Today is Eid al-Fitr! This is a major Islamic holiday, celebrated globally at the end of Ramadan (AKA the holy month of fasting). The date varies annually based on the lunar Islamic calendar, typically marked by the sighting of the crescent moon. This festival starts on Shawwal’s first day, markign the end of a period of spiritual reflection and devotion.
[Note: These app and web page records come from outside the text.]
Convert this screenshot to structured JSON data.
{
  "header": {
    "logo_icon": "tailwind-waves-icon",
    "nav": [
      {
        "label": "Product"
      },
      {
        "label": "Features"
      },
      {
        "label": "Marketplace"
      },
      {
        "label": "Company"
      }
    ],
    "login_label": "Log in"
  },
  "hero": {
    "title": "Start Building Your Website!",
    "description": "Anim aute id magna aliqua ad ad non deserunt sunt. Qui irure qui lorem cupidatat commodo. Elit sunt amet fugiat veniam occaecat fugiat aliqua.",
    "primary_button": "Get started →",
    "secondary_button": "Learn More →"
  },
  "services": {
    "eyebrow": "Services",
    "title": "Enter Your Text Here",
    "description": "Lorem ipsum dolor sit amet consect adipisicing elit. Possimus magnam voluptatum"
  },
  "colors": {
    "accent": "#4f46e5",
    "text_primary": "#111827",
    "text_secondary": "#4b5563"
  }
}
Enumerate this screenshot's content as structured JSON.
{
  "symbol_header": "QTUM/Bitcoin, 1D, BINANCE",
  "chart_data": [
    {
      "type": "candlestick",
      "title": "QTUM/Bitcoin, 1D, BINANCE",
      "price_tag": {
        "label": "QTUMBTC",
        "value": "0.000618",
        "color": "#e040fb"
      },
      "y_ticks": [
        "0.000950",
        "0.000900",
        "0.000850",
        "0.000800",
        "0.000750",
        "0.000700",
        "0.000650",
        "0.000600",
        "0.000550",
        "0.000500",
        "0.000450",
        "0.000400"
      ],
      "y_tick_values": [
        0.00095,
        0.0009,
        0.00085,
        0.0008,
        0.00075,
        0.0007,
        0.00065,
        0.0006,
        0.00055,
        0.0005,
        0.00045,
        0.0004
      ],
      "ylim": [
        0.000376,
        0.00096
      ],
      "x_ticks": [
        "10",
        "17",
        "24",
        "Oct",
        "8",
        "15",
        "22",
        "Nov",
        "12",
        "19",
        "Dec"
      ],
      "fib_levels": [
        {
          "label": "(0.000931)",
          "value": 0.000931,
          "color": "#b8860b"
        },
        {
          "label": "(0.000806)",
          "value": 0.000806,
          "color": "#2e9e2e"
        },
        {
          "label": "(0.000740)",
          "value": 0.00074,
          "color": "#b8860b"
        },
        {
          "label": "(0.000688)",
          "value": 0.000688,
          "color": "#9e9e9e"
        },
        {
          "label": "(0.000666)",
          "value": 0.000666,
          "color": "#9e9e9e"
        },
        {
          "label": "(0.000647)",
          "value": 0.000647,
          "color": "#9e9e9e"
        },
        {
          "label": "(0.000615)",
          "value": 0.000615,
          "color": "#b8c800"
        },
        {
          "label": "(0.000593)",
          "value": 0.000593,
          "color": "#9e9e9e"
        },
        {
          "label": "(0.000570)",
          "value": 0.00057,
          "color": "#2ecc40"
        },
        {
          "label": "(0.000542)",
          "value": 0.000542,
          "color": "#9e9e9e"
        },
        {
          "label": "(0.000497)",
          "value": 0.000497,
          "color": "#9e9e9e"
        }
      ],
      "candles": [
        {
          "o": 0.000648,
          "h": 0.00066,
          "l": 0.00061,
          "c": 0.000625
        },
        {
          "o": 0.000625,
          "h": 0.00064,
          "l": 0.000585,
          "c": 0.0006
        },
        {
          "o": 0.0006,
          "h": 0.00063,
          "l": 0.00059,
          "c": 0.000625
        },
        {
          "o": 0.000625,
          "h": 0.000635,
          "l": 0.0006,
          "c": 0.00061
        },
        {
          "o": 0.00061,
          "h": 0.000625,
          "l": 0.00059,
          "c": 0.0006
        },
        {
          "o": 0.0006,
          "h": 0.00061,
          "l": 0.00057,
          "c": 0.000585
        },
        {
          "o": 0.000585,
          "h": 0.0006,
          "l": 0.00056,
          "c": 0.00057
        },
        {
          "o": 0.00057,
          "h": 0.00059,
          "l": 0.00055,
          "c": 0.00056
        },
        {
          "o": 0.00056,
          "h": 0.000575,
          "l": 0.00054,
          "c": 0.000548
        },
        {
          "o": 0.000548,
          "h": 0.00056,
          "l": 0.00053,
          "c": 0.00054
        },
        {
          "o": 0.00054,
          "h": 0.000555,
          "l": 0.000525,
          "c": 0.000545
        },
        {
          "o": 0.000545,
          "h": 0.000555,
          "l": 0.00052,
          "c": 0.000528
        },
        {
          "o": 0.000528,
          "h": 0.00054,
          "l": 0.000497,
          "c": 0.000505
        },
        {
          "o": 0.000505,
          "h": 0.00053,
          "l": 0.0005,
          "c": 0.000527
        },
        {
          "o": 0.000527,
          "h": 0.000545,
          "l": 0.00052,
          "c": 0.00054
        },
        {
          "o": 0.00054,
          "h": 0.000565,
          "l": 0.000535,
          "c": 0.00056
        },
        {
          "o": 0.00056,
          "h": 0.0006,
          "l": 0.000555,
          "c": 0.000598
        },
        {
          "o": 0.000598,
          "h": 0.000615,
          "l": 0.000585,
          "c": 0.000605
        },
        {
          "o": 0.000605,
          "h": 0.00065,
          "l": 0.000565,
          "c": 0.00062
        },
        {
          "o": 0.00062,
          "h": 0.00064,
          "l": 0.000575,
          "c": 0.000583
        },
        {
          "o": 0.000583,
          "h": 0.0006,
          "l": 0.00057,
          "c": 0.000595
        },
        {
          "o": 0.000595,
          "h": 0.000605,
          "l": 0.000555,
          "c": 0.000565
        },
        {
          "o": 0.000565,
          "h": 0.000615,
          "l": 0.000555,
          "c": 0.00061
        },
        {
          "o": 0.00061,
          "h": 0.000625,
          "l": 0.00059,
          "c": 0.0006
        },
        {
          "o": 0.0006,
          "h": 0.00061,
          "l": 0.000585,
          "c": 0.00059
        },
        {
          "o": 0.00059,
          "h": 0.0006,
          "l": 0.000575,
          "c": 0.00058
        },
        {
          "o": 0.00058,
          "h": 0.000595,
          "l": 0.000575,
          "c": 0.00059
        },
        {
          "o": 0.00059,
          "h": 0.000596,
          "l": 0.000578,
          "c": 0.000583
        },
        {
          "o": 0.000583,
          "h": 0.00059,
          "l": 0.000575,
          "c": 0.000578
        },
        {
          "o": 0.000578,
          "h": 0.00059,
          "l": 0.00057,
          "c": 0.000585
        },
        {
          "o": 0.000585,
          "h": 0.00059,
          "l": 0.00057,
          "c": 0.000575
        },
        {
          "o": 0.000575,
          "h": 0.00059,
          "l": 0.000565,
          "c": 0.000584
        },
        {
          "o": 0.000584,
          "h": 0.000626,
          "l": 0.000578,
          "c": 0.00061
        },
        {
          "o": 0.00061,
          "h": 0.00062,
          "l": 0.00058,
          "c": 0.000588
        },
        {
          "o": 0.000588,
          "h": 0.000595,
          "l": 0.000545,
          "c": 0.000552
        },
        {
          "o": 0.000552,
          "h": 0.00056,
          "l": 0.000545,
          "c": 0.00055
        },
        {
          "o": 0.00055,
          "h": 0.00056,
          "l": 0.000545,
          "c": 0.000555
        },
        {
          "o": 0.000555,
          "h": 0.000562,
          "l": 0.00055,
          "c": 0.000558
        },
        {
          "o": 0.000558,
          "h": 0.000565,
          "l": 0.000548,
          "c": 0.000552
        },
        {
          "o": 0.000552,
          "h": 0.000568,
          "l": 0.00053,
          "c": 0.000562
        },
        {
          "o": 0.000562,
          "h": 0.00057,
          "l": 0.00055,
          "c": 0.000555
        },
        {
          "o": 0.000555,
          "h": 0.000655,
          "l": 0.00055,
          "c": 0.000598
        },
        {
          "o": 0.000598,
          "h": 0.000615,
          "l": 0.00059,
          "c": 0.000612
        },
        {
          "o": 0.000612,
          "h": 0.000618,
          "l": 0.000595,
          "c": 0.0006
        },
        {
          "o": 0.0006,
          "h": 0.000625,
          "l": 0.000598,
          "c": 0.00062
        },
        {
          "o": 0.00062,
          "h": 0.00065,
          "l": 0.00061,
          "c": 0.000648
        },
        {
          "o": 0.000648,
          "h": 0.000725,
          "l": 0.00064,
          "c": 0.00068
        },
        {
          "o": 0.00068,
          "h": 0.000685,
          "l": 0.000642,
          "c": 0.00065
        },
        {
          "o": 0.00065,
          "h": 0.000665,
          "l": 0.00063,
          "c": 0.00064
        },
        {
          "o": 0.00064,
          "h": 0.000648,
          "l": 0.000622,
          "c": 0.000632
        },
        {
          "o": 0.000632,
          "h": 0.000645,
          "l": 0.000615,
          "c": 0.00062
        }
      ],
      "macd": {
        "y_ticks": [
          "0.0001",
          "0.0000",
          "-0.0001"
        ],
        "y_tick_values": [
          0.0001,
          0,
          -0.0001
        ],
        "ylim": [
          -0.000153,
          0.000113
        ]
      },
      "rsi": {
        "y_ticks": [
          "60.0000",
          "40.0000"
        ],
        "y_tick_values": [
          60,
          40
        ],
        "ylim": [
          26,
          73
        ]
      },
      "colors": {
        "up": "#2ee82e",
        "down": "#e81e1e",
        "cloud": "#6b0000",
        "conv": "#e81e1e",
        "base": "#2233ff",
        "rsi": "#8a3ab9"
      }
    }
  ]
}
Celebrations differ across cultures but usually begin with Salat al-Eid, a special communal prayer. People often wear new or fine clothes, exchange greetings like “Eid Mubarak,” and visit loved ones. Gift-giving, especially to kids, and preparing traditional sweets are common practices. Eid also involves giving to the needy, known as Zakat al-Fitr. While some throw large festivals and parades, others focus on family gatherings and personal contemplation. Everywhere, though, Eid al-Fitr fosters joy, gratitude, and a renewed sense of spiritual purpose, shared by many.